- **Material shown**:
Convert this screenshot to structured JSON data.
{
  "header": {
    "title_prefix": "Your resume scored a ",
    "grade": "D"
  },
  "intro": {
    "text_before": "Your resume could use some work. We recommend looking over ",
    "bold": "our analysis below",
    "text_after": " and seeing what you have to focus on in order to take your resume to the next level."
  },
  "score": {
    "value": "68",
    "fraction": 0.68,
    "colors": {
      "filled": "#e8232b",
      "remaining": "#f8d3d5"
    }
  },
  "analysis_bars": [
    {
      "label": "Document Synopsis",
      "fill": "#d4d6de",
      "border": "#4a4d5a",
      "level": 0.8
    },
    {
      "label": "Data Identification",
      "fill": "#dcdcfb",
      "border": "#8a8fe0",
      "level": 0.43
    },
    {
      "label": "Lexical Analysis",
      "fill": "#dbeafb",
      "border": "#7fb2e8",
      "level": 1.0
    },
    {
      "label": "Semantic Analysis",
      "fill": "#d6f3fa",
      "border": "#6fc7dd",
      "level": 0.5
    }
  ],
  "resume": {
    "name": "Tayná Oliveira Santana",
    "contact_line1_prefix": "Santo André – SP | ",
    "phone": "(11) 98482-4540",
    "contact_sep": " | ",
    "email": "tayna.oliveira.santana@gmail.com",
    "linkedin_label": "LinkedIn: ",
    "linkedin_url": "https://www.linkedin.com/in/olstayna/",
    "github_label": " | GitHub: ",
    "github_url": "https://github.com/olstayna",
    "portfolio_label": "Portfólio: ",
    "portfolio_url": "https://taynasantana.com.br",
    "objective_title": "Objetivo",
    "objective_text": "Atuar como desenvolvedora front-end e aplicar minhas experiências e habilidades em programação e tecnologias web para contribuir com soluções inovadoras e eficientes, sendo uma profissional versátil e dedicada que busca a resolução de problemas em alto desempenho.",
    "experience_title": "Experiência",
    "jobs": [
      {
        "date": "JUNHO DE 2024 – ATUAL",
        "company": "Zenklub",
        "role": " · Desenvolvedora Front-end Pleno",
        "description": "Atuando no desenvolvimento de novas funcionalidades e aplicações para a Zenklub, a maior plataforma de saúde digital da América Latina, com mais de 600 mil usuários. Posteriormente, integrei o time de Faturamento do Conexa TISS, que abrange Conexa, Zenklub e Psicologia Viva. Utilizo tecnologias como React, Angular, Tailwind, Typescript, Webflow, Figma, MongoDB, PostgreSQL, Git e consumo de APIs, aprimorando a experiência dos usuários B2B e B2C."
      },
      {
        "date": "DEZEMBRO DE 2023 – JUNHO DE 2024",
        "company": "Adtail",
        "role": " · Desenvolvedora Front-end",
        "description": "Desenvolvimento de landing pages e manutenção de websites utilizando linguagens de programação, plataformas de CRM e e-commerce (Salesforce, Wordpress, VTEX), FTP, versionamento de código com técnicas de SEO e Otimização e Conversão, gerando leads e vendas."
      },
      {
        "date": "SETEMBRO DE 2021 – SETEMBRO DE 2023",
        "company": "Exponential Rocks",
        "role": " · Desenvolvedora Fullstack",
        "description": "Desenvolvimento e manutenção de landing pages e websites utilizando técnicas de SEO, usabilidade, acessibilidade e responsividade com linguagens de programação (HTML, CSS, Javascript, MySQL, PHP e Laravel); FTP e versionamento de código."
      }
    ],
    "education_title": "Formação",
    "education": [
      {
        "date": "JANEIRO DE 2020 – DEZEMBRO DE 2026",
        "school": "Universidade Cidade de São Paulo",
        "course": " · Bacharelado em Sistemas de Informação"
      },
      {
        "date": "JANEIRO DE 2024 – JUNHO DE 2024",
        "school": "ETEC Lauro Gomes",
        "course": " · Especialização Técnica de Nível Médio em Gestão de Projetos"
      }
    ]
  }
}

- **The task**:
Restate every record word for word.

- **Solution**:
Convert this screenshot to structured JSON data.
{
  "header": {
    "title_prefix": "Your resume scored a ",
    "grade": "D"
  },
  "intro": {
    "text_before": "Your resume could use some work. We recommend looking over ",
    "bold": "our analysis below",
    "text_after": " and seeing what you have to focus on in order to take your resume to the next level."
  },
  "score": {
    "value": "68",
    "fraction": 0.68,
    "colors": {
      "filled": "#e8232b",
      "remaining": "#f8d3d5"
    }
  },
  "analysis_bars": [
    {
      "label": "Document Synopsis",
      "fill": "#d4d6de",
      "border": "#4a4d5a",
      "level": 0.8
    },
    {
      "label": "Data Identification",
      "fill": "#dcdcfb",
      "border": "#8a8fe0",
      "level": 0.43
    },
    {
      "label": "Lexical Analysis",
      "fill": "#dbeafb",
      "border": "#7fb2e8",
      "level": 1.0
    },
    {
      "label": "Semantic Analysis",
      "fill": "#d6f3fa",
      "border": "#6fc7dd",
      "level": 0.5
    }
  ],
  "resume": {
    "name": "Tayná Oliveira Santana",
    "contact_line1_prefix": "Santo André – SP | ",
    "phone": "(11) 98482-4540",
    "contact_sep": " | ",
    "email": "tayna.oliveira.santana@gmail.com",
    "linkedin_label": "LinkedIn: ",
    "linkedin_url": "https://www.linkedin.com/in/olstayna/",
    "github_label": " | GitHub: ",
    "github_url": "https://github.com/olstayna",
    "portfolio_label": "Portfólio: ",
    "portfolio_url": "https://taynasantana.com.br",
    "objective_title": "Objetivo",
    "objective_text": "Atuar como desenvolvedora front-end e aplicar minhas experiências e habilidades em programação e tecnologias web para contribuir com soluções inovadoras e eficientes, sendo uma profissional versátil e dedicada que busca a resolução de problemas em alto desempenho.",
    "experience_title": "Experiência",
    "jobs": [
      {
        "date": "JUNHO DE 2024 – ATUAL",
        "company": "Zenklub",
        "role": " · Desenvolvedora Front-end Pleno",
        "description": "Atuando no desenvolvimento de novas funcionalidades e aplicações para a Zenklub, a maior plataforma de saúde digital da América Latina, com mais de 600 mil usuários. Posteriormente, integrei o time de Faturamento do Conexa TISS, que abrange Conexa, Zenklub e Psicologia Viva. Utilizo tecnologias como React, Angular, Tailwind, Typescript, Webflow, Figma, MongoDB, PostgreSQL, Git e consumo de APIs, aprimorando a experiência dos usuários B2B e B2C."
      },
      {
        "date": "DEZEMBRO DE 2023 – JUNHO DE 2024",
        "company": "Adtail",
        "role": " · Desenvolvedora Front-end",
        "description": "Desenvolvimento de landing pages e manutenção de websites utilizando linguagens de programação, plataformas de CRM e e-commerce (Salesforce, Wordpress, VTEX), FTP, versionamento de código com técnicas de SEO e Otimização e Conversão, gerando leads e vendas."
      },
      {
        "date": "SETEMBRO DE 2021 – SETEMBRO DE 2023",
        "company": "Exponential Rocks",
        "role": " · Desenvolvedora Fullstack",
        "description": "Desenvolvimento e manutenção de landing pages e websites utilizando técnicas de SEO, usabilidade, acessibilidade e responsividade com linguagens de programação (HTML, CSS, Javascript, MySQL, PHP e Laravel); FTP e versionamento de código."
      }
    ],
    "education_title": "Formação",
    "education": [
      {
        "date": "JANEIRO DE 2020 – DEZEMBRO DE 2026",
        "school": "Universidade Cidade de São Paulo",
        "course": " · Bacharelado em Sistemas de Informação"
      },
      {
        "date": "JANEIRO DE 2024 – JUNHO DE 2024",
        "school": "ETEC Lauro Gomes",
        "course": " · Especialização Técnica de Nível Médio em Gestão de Projetos"
      }
    ]
  }
}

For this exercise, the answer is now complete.